■ Task instructions:
The data must be copied over exactly and in full.

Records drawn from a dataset
========================================================================
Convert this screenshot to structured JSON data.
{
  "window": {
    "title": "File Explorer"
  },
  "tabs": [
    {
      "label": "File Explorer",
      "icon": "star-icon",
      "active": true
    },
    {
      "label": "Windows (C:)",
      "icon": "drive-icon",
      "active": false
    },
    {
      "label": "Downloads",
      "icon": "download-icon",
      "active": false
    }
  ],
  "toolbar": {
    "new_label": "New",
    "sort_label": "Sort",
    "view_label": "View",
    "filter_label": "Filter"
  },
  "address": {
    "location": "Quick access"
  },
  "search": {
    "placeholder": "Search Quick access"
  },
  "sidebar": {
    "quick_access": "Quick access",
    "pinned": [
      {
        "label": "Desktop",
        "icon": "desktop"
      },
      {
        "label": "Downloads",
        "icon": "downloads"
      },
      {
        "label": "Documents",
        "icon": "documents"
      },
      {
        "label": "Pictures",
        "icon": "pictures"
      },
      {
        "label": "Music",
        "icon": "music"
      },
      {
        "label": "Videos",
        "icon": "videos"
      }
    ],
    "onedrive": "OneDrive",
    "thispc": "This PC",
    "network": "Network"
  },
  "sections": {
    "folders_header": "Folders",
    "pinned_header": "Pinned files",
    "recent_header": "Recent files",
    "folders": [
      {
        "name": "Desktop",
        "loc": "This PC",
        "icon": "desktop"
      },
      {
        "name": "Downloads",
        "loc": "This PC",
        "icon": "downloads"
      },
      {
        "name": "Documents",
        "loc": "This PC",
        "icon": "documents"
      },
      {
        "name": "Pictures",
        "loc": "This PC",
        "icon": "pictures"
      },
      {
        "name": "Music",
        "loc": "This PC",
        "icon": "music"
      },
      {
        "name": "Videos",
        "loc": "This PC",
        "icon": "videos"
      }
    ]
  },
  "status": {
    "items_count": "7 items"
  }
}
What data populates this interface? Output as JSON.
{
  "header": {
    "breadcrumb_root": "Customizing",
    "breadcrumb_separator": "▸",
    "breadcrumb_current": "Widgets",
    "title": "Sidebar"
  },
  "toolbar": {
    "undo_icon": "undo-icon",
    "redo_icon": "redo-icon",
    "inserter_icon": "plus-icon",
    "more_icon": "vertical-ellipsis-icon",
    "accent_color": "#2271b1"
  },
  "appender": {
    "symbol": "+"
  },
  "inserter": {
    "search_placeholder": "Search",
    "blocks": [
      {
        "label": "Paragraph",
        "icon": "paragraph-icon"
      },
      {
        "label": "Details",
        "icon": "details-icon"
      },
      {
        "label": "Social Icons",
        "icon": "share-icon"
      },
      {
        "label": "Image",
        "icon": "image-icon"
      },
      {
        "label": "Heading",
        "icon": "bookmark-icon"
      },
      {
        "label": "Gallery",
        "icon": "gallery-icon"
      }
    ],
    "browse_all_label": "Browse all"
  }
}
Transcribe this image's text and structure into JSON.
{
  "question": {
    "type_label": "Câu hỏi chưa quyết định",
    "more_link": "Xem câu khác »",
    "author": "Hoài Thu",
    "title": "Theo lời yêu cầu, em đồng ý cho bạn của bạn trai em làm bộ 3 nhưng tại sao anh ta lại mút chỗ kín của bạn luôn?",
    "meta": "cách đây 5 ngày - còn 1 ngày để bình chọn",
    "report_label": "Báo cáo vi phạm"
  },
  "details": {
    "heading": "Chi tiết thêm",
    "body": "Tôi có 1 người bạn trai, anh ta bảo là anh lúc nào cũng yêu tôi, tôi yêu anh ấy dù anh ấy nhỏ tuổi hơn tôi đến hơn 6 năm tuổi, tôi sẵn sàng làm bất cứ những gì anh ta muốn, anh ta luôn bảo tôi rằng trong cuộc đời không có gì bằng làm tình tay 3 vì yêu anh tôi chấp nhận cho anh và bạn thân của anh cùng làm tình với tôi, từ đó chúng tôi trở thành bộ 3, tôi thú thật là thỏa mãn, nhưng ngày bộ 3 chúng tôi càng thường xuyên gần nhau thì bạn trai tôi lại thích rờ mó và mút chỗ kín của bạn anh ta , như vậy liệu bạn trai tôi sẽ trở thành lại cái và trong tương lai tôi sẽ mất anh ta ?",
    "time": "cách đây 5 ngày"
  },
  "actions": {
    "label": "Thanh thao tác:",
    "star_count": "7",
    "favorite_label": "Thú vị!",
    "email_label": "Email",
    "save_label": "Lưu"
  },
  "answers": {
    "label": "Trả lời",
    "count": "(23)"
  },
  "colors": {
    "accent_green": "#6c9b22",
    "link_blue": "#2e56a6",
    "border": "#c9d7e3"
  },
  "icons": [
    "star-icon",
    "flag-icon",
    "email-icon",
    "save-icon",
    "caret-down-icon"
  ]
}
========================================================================
■ Your solution:
Convert this screenshot to structured JSON data.
{
  "window": {
    "title": "File Explorer"
  },
  "tabs": [
    {
      "label": "File Explorer",
      "icon": "star-icon",
      "active": true
    },
    {
      "label": "Windows (C:)",
      "icon": "drive-icon",
      "active": false
    },
    {
      "label": "Downloads",
      "icon": "download-icon",
      "active": false
    }
  ],
  "toolbar": {
    "new_label": "New",
    "sort_label": "Sort",
    "view_label": "View",
    "filter_label": "Filter"
  },
  "address": {
    "location": "Quick access"
  },
  "search": {
    "placeholder": "Search Quick access"
  },
  "sidebar": {
    "quick_access": "Quick access",
    "pinned": [
      {
        "label": "Desktop",
        "icon": "desktop"
      },
      {
        "label": "Downloads",
        "icon": "downloads"
      },
      {
        "label": "Documents",
        "icon": "documents"
      },
      {
        "label": "Pictures",
        "icon": "pictures"
      },
      {
        "label": "Music",
        "icon": "music"
      },
      {
        "label": "Videos",
        "icon": "videos"
      }
    ],
    "onedrive": "OneDrive",
    "thispc": "This PC",
    "network": "Network"
  },
  "sections": {
    "folders_header": "Folders",
    "pinned_header": "Pinned files",
    "recent_header": "Recent files",
    "folders": [
      {
        "name": "Desktop",
        "loc": "This PC",
        "icon": "desktop"
      },
      {
        "name": "Downloads",
        "loc": "This PC",
        "icon": "downloads"
      },
      {
        "name": "Documents",
        "loc": "This PC",
        "icon": "documents"
      },
      {
        "name": "Pictures",
        "loc": "This PC",
        "icon": "pictures"
      },
      {
        "name": "Music",
        "loc": "This PC",
        "icon": "music"
      },
      {
        "name": "Videos",
        "loc": "This PC",
        "icon": "videos"
      }
    ]
  },
  "status": {
    "items_count": "7 items"
  }
}
What data populates this interface? Output as JSON.
{
  "header": {
    "breadcrumb_root": "Customizing",
    "breadcrumb_separator": "▸",
    "breadcrumb_current": "Widgets",
    "title": "Sidebar"
  },
  "toolbar": {
    "undo_icon": "undo-icon",
    "redo_icon": "redo-icon",
    "inserter_icon": "plus-icon",
    "more_icon": "vertical-ellipsis-icon",
    "accent_color": "#2271b1"
  },
  "appender": {
    "symbol": "+"
  },
  "inserter": {
    "search_placeholder": "Search",
    "blocks": [
      {
        "label": "Paragraph",
        "icon": "paragraph-icon"
      },
      {
        "label": "Details",
        "icon": "details-icon"
      },
      {
        "label": "Social Icons",
        "icon": "share-icon"
      },
      {
        "label": "Image",
        "icon": "image-icon"
      },
      {
        "label": "Heading",
        "icon": "bookmark-icon"
      },
      {
        "label": "Gallery",
        "icon": "gallery-icon"
      }
    ],
    "browse_all_label": "Browse all"
  }
}
Transcribe this image's text and structure into JSON.
{
  "question": {
    "type_label": "Câu hỏi chưa quyết định",
    "more_link": "Xem câu khác »",
    "author": "Hoài Thu",
    "title": "Theo lời yêu cầu, em đồng ý cho bạn của bạn trai em làm bộ 3 nhưng tại sao anh ta lại mút chỗ kín của bạn luôn?",
    "meta": "cách đây 5 ngày - còn 1 ngày để bình chọn",
    "report_label": "Báo cáo vi phạm"
  },
  "details": {
    "heading": "Chi tiết thêm",
    "body": "Tôi có 1 người bạn trai, anh ta bảo là anh lúc nào cũng yêu tôi, tôi yêu anh ấy dù anh ấy nhỏ tuổi hơn tôi đến hơn 6 năm tuổi, tôi sẵn sàng làm bất cứ những gì anh ta muốn, anh ta luôn bảo tôi rằng trong cuộc đời không có gì bằng làm tình tay 3 vì yêu anh tôi chấp nhận cho anh và bạn thân của anh cùng làm tình với tôi, từ đó chúng tôi trở thành bộ 3, tôi thú thật là thỏa mãn, nhưng ngày bộ 3 chúng tôi càng thường xuyên gần nhau thì bạn trai tôi lại thích rờ mó và mút chỗ kín của bạn anh ta , như vậy liệu bạn trai tôi sẽ trở thành lại cái và trong tương lai tôi sẽ mất anh ta ?",
    "time": "cách đây 5 ngày"
  },
  "actions": {
    "label": "Thanh thao tác:",
    "star_count": "7",
    "favorite_label": "Thú vị!",
    "email_label": "Email",
    "save_label": "Lưu"
  },
  "answers": {
    "label": "Trả lời",
    "count": "(23)"
  },
  "colors": {
    "accent_green": "#6c9b22",
    "link_blue": "#2e56a6",
    "border": "#c9d7e3"
  },
  "icons": [
    "star-icon",
    "flag-icon",
    "email-icon",
    "save-icon",
    "caret-down-icon"
  ]
}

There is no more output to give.